Reproduce the listing exactly and skip over any pictures.

▶ _Input_
···

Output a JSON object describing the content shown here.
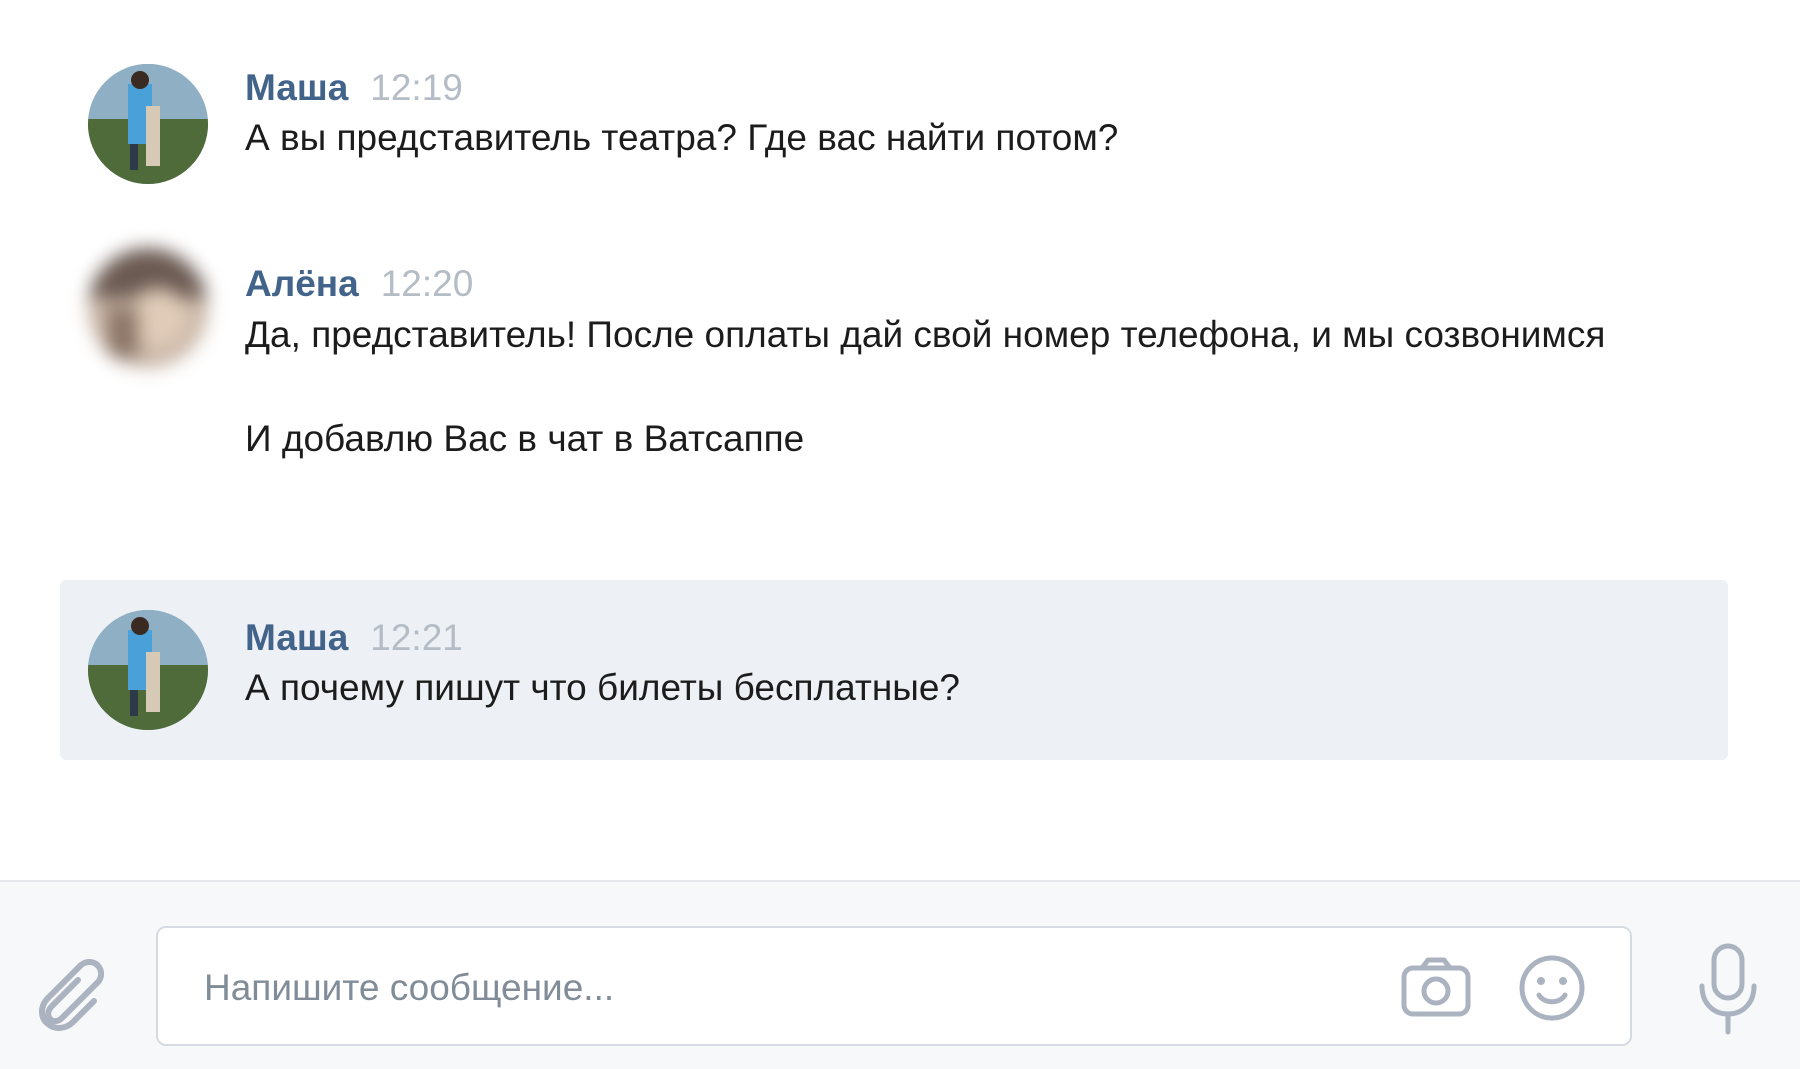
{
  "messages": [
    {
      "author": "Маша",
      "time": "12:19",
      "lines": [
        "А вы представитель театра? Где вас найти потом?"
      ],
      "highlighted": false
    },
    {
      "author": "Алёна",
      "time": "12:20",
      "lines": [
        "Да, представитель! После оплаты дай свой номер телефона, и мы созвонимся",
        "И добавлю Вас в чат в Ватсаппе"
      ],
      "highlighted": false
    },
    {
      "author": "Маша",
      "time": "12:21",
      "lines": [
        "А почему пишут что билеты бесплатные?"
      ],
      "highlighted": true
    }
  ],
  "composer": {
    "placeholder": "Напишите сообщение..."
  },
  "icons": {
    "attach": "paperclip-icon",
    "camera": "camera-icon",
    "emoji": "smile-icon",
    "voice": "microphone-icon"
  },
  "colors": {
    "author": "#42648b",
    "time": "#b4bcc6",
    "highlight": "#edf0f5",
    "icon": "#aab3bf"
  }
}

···

▶ _Result_
Output a JSON object describing the content shown here.
{
  "messages": [
    {
      "author": "Маша",
      "time": "12:19",
      "lines": [
        "А вы представитель театра? Где вас найти потом?"
      ],
      "highlighted": false
    },
    {
      "author": "Алёна",
      "time": "12:20",
      "lines": [
        "Да, представитель! После оплаты дай свой номер телефона, и мы созвонимся",
        "И добавлю Вас в чат в Ватсаппе"
      ],
      "highlighted": false
    },
    {
      "author": "Маша",
      "time": "12:21",
      "lines": [
        "А почему пишут что билеты бесплатные?"
      ],
      "highlighted": true
    }
  ],
  "composer": {
    "placeholder": "Напишите сообщение..."
  },
  "icons": {
    "attach": "paperclip-icon",
    "camera": "camera-icon",
    "emoji": "smile-icon",
    "voice": "microphone-icon"
  },
  "colors": {
    "author": "#42648b",
    "time": "#b4bcc6",
    "highlight": "#edf0f5",
    "icon": "#aab3bf"
  }
}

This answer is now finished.